### WHAT IS EXPECTED
In the copy, include every entry exactly but none of the images.

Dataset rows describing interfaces
------------------------------------------------
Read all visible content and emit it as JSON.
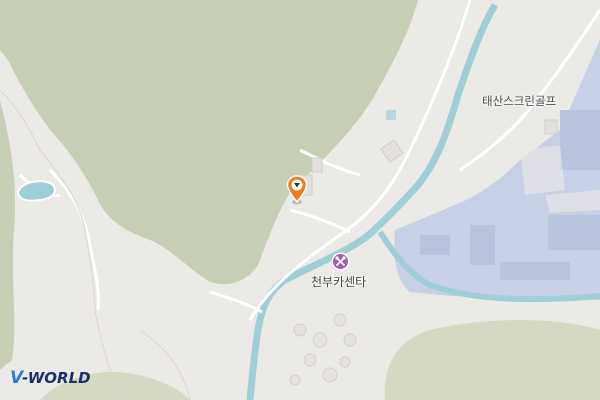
{
  "map": {
    "labels": {
      "golf": "태산스크린골프",
      "car_center": "천부카센타"
    },
    "marker_icon": "location-pin-icon",
    "poi_icon": "car-repair-icon",
    "logo": {
      "v": "V",
      "text": "-WORLD"
    },
    "colors": {
      "forest": "#c6cfb6",
      "land": "#eceae7",
      "river": "#9ecfd6",
      "industrial": "#c8d0e6",
      "marker": "#ef7d1a",
      "poi": "#a65bb0",
      "logo_accent": "#2a7be0",
      "logo_dark": "#1c2f6b"
    }
  }
}
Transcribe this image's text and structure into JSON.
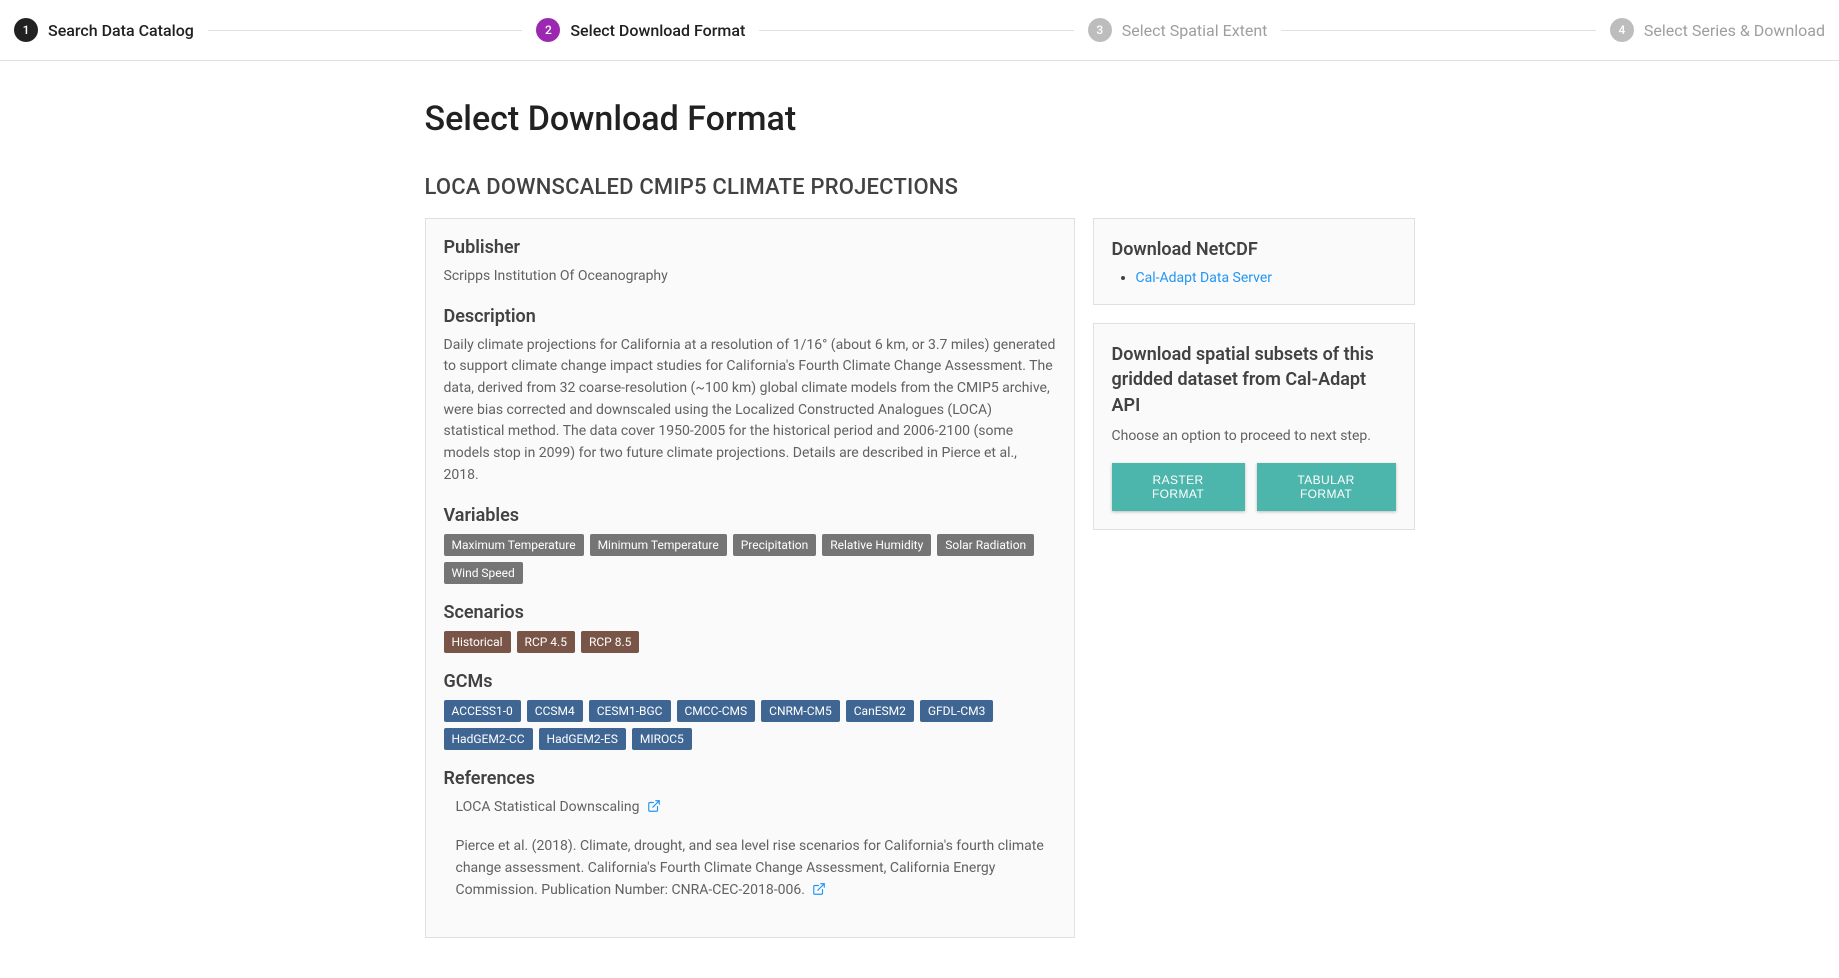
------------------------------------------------
### SOLUTION FOR THIS PROBLEM
Read all visible content and emit it as JSON.
{
  "map": {
    "labels": {
      "golf": "태산스크린골프",
      "car_center": "천부카센타"
    },
    "marker_icon": "location-pin-icon",
    "poi_icon": "car-repair-icon",
    "logo": {
      "v": "V",
      "text": "-WORLD"
    },
    "colors": {
      "forest": "#c6cfb6",
      "land": "#eceae7",
      "river": "#9ecfd6",
      "industrial": "#c8d0e6",
      "marker": "#ef7d1a",
      "poi": "#a65bb0",
      "logo_accent": "#2a7be0",
      "logo_dark": "#1c2f6b"
    }
  }
}
Transcribe this image's text and structure into JSON.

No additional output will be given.